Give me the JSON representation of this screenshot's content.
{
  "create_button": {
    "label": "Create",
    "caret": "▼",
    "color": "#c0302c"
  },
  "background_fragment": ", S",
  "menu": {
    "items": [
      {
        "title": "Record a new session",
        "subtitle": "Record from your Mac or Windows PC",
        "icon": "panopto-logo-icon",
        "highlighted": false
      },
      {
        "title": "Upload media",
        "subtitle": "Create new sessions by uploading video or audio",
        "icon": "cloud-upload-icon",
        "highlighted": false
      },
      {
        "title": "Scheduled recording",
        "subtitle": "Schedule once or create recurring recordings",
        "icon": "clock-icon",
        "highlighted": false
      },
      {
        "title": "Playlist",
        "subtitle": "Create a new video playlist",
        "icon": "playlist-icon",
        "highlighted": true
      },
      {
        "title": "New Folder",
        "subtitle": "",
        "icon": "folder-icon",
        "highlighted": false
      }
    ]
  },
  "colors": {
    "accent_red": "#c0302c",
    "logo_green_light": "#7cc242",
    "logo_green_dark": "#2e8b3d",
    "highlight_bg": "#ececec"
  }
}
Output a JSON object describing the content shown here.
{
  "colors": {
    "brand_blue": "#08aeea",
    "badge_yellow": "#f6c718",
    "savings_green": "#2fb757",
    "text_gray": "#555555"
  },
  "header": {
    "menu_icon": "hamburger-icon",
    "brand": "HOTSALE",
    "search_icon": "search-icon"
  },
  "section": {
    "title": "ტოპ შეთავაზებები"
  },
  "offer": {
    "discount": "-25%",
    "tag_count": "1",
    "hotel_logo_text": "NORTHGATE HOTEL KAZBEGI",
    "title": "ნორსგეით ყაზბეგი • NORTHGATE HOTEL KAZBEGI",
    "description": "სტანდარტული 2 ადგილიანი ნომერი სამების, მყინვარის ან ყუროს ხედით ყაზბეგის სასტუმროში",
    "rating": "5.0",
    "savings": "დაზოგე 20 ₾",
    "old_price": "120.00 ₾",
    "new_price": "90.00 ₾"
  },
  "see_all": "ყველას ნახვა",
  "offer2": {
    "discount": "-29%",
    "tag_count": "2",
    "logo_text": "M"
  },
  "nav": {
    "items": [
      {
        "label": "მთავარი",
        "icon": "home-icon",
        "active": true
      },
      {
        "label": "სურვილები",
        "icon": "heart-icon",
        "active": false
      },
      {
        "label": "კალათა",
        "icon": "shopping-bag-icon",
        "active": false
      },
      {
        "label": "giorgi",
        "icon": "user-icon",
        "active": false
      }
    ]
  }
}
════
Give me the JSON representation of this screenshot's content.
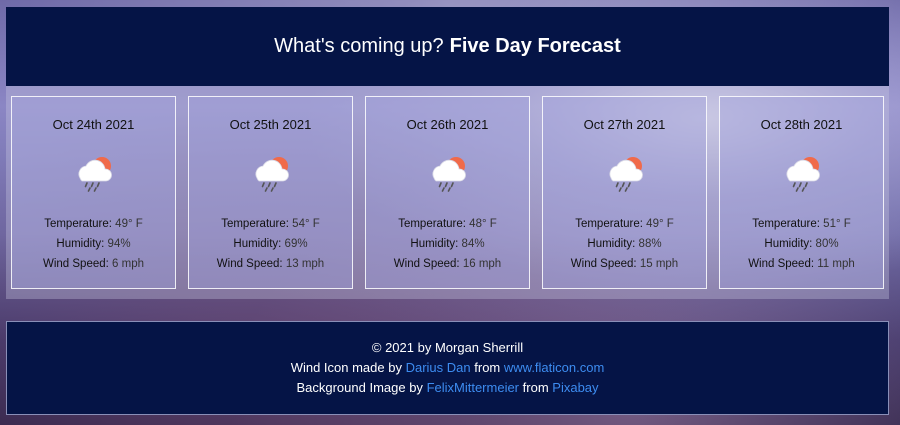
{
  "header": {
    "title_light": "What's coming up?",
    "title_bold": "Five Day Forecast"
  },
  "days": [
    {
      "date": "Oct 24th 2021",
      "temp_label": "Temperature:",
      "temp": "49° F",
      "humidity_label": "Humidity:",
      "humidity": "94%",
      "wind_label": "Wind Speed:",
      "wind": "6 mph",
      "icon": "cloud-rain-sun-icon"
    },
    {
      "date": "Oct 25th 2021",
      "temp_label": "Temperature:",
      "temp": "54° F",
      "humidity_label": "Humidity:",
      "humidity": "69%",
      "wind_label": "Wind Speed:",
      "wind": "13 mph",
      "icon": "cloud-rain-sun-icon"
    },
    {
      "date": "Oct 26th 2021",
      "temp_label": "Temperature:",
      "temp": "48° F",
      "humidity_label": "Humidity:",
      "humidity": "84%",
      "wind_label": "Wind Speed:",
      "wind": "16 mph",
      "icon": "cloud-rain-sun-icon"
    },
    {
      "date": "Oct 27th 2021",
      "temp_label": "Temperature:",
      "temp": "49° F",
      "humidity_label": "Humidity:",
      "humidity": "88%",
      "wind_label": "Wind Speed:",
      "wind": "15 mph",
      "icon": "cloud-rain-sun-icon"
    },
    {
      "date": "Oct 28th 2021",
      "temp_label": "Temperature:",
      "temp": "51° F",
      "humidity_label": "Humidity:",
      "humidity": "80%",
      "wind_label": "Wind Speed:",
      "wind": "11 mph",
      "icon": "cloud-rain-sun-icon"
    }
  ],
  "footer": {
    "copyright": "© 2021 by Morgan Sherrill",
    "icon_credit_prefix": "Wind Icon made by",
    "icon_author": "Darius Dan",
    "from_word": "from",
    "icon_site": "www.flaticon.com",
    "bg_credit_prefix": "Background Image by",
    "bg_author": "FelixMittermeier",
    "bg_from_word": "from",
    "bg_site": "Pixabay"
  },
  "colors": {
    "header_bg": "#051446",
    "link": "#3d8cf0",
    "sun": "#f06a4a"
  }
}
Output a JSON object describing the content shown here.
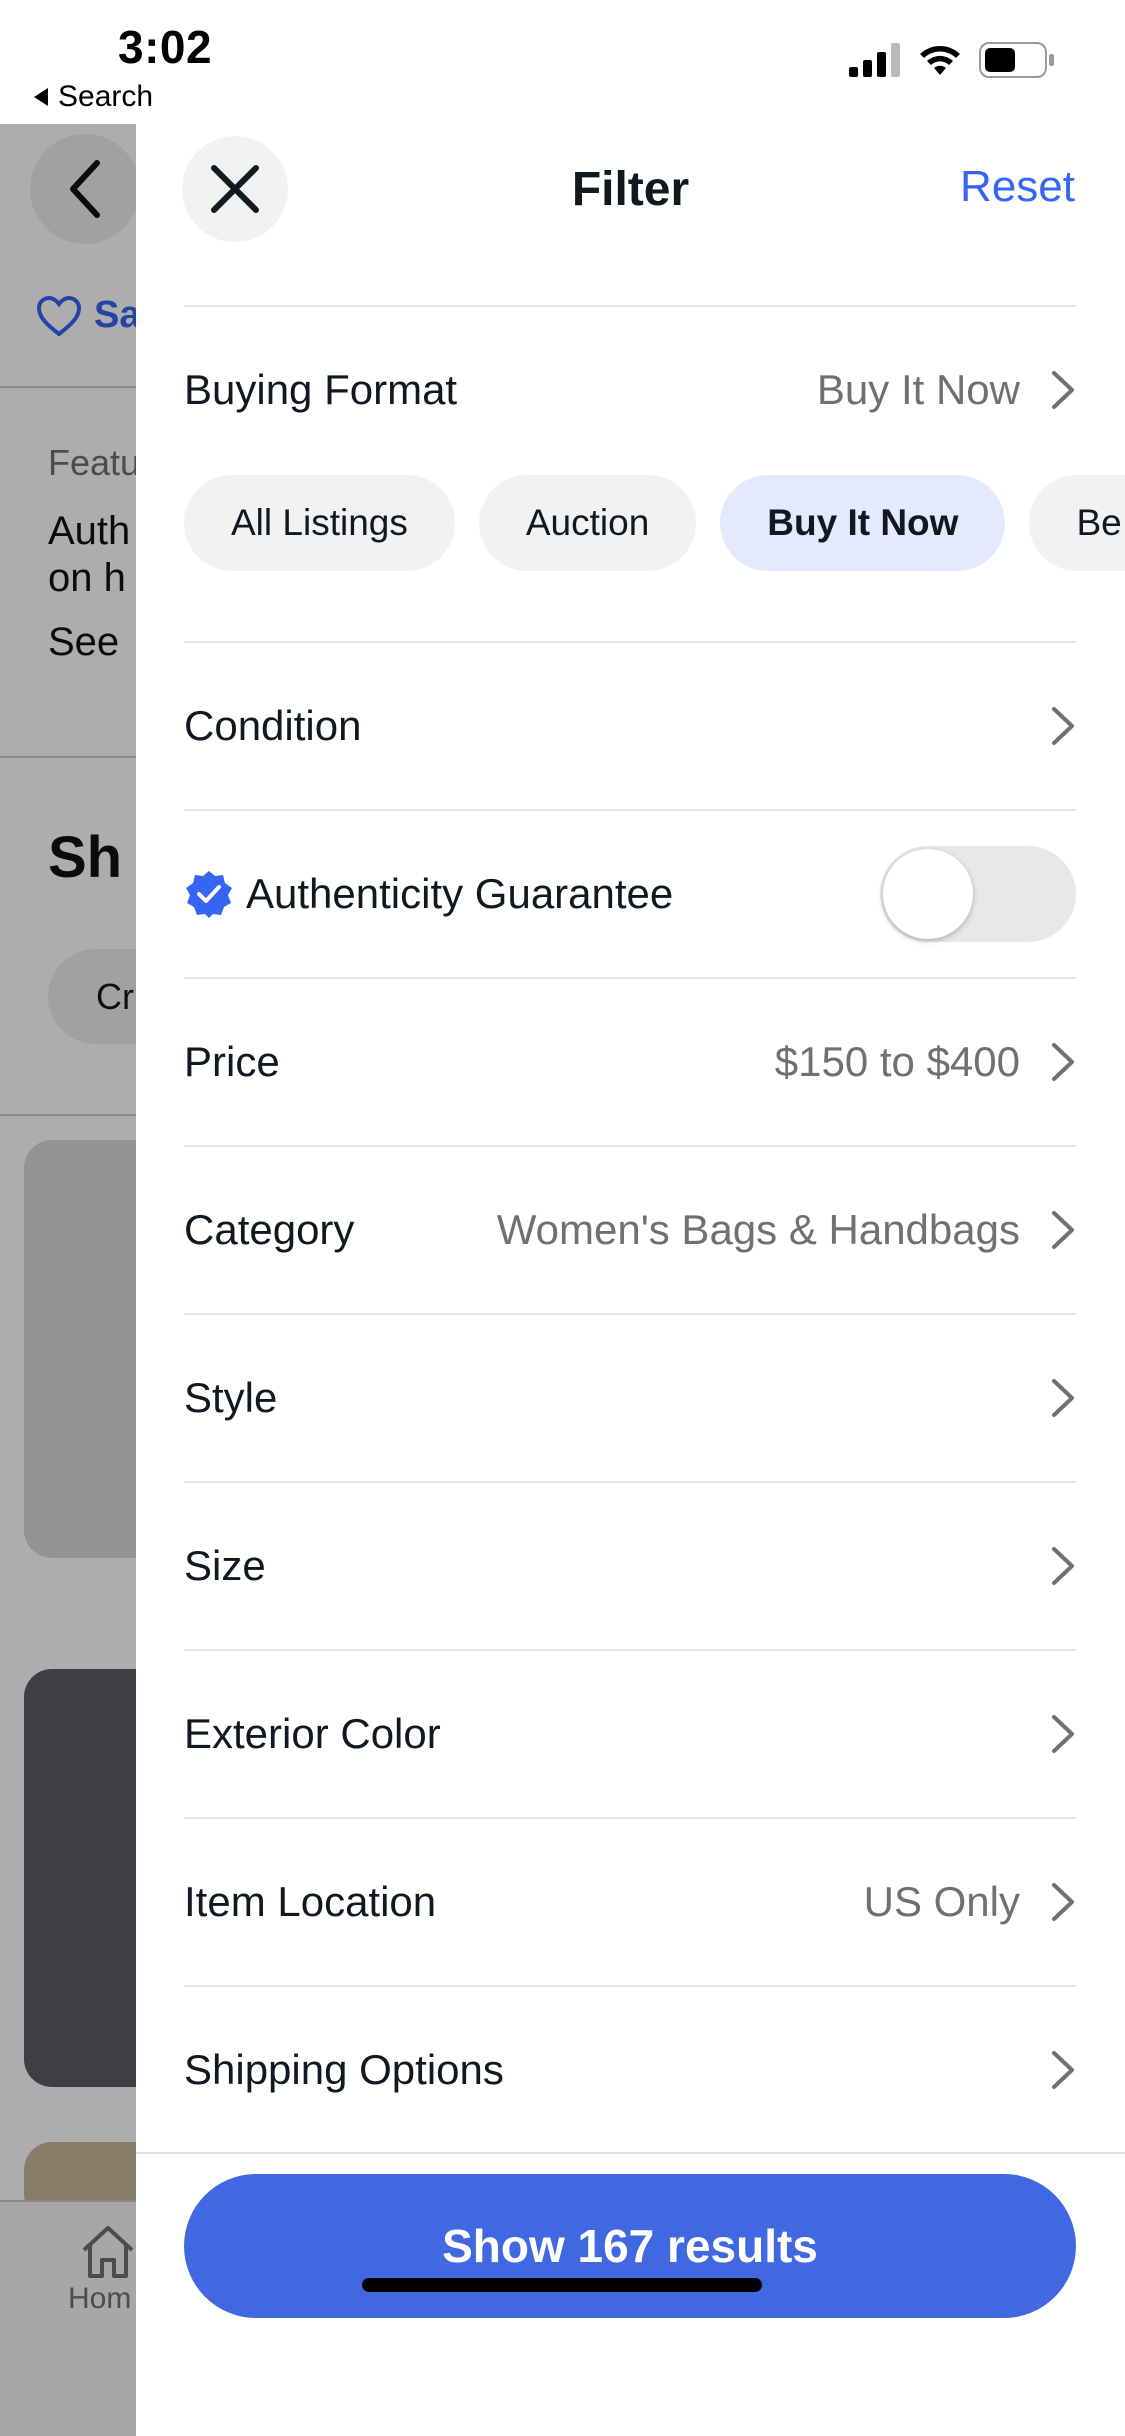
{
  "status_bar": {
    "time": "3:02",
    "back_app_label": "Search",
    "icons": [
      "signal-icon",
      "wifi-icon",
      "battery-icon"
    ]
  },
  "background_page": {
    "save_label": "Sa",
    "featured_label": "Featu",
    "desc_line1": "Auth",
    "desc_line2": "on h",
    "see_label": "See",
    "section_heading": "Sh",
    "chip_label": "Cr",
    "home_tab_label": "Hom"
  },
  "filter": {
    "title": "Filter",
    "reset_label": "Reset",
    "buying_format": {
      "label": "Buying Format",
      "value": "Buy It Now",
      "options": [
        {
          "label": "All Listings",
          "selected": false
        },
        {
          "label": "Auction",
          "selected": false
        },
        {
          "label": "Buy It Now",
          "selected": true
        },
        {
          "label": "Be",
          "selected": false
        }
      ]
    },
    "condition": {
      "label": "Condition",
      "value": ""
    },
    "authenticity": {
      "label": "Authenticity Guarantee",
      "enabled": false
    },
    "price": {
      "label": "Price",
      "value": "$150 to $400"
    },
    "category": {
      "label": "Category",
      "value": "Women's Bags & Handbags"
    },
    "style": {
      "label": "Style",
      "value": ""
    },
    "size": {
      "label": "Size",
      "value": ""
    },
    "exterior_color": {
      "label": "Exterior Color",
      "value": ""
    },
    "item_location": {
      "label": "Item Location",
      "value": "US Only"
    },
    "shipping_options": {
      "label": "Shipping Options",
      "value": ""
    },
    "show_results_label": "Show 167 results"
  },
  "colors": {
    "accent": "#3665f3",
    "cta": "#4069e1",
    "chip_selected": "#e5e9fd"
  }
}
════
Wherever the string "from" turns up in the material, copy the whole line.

(Response to this task):
        "subtitle": "Record from your Mac or Windows PC",
    "from_word": "from",
    "bg_from_word": "from",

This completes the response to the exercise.